Welcome to our new Associate Editors – 2019

Towards the end of last year and the start of this, we welcomed some new faces to our Editorial Board. Get to know our new Associate Editors: Amy J. Dickman Wild Conservation Research Unit, Department of Zoology, University of Oxford Amy has more than 20 years’ experience working on large carnivores in Africa, specialising in human-carnivore conflict. She has an MSc from Oxford University and … Continue reading Welcome to our new Associate Editors – 2019

How to prioritise management when human and natural worlds collide

Udell et al. recently published a new way to prioritise and allocate speed restriction zones that will best protect wildlife from boat collisions. Associate Editor, Jonathan Rhodes explains how this research could be applied to a range of conservation efforts around biodiversity and human movements. Many threats to species of conservation concern arise due to collisions or interactions between species and people or between species … Continue reading How to prioritise management when human and natural worlds collide

Issue 55:6

Here are some of the highlights from our last issue of 2018 and our last issue to be published in print. You can also read issue 55:6 online here. Disentangling natural vs anthropogenic influences on predation: reducing impacts on sensitive prey Our latest Editor’s Choice article Cover stories: Cheetah chase Take a look at this selection of images telling the story behind our latest cover … Continue reading Issue 55:6

Is fencing the solution to human-elephant conflict?

Is fencing just a short-term solution for preventing human-wildlife conflict? In their recently published paper, Osipova et al. model the longer-term effects fencing can have on the vital movements of wildlife populations, using the African elephant as an example.

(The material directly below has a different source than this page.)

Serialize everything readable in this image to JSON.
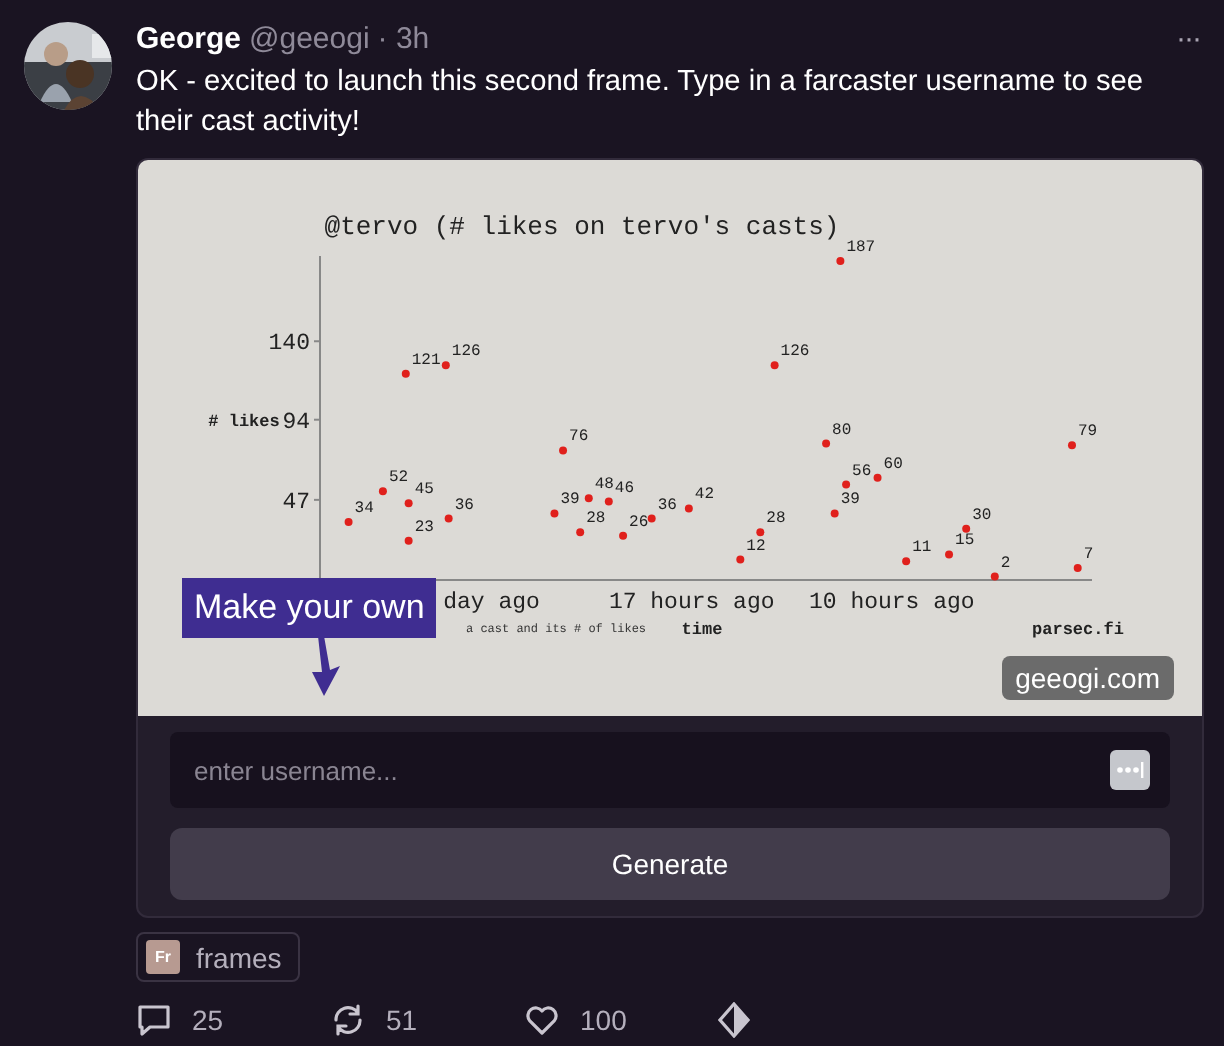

See their work presented in this infographic: Read the full article, Fencing solves human‐wildlife conflict locally but shifts problems elsewhere: A case study using functional connectivity … Continue reading Is fencing the solution to human-elephant conflict?